He plans to lobotomize "indoctrinate or recruit new foot soldiers to the IBM channel" and have them benefit from the internal sales shift from direct rather than handing the biggest existing Business Partners a free lunch.
Changing an internal sales culture overnight doesn't happen, just look at the example of Dell which even now more than five and a half years after jumping into bed with partners is still managing with change.
But Kay reckons the "sales plan drives behaviour" - the attitude of sales people is shaped by financial rewards. It probably helps that the STG workforce was lightened in Blighty this year too.
It is not only the internal reps where IBM wants to see change - the channel bigwig tells us that channel firms need to lock onto the shift toward services as customers consume technology in bite sized chunks rather than paying for it upfront. This is an age old argument but the impact of cloud is gradually being felt in lost revenues.
"Sometimes when you go to an IBM reseller reunion it feels like there's a lot of guys that have been with us a long time and there is a lot of desire in there but they need help in how they transform to the next model".
This is a technology change, but at the heart of it is a shift in the way channel partners talk to their customers – and the types of people inside customers they engage with.
Some 35 per cent of cash spent on IT in 2012 was splashed by non-IT people, but by 2018 the chief marketing officer will control more of their company's IT budget, while CIOs will manage just 20 per cent of the tech purse.
"It will be the lines of business [that hold the budgets], which doesn't mean to say that these guys will be wheeling in truck loads of IT, they will be buying it more and more as a service but making the choices themselves.
For years big vendors have talked about producing technology that meets a business need rather than focusing on feeds and speeds, but most haven't nailed it, IBM included.
Kay asks how relevant can a channel partner be if they are not talking to non-IT people, "you can't go in there and talk product or transaction, [but] these guys want a different dialogue, a different narrative."
"The types of skills and expertise we have now need to be adapted away from product, away from maybe even what our competitors are doing, more centred around the industry shifts and dynamics".
Industries, like technologies, are converging or "blurring" as the IBM man puts it.
"What we want are renaissance men and woman that can paint, sculpt, draw, write a play.

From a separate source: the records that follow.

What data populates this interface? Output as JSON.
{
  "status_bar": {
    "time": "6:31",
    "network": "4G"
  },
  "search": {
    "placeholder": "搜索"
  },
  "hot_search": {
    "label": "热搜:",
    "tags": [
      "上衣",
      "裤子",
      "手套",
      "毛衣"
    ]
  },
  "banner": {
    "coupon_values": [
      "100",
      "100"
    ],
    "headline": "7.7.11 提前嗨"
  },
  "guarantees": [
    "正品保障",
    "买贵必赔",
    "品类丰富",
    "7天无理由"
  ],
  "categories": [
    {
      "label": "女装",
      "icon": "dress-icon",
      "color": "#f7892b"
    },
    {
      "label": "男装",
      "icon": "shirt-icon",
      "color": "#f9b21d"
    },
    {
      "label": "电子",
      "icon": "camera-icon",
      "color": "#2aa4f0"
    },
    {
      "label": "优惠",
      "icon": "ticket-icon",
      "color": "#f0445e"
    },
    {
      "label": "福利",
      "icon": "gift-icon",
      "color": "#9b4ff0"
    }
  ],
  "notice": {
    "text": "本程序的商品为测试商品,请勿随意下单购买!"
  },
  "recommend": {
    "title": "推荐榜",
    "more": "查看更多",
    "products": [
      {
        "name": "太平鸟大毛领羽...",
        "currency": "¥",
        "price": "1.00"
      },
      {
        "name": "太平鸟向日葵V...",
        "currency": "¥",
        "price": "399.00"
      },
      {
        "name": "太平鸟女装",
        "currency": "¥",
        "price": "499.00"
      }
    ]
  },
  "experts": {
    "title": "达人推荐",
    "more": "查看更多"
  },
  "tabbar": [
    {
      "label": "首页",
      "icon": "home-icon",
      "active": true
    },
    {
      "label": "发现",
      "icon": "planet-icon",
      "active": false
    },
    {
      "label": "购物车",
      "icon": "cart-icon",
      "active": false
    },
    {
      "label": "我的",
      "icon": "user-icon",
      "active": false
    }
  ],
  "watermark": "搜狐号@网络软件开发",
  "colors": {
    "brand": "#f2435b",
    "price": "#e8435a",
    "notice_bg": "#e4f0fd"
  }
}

We want people that can offer this full tapestry and capability. The thing that stops people going outside the CIO is fear. What will the CMO want to talk about?"
At the recent Canalys event in Barcelona, CEO Steve Brazier said channel partners need to employ more spiky individuals, pulling out former Apple supremo Steve Jobs and Facebook founder Mark Zuckerberg as examples of individuals who were tech visionaries without a broad business background when they became the boss.
Kay says he wants to see channel leaders on social media, blogging, providing keynotes at customer events, developing white papers, and connecting and networking with industry bodies. These are some areas that traditional IT sellers have moved away from, he suggests.
"The features of selling a solution or a service are that it is annuity based, it's predictable, by its nature it is complex but helps transform a business. It is more aligned with business outcome than just selling a single product, and it excites IBM".
There are ambulance chasers that remain in the channel, but the opportunities open to them are "rapidly diminishing," says Kay, "so it almost like natural selection". ®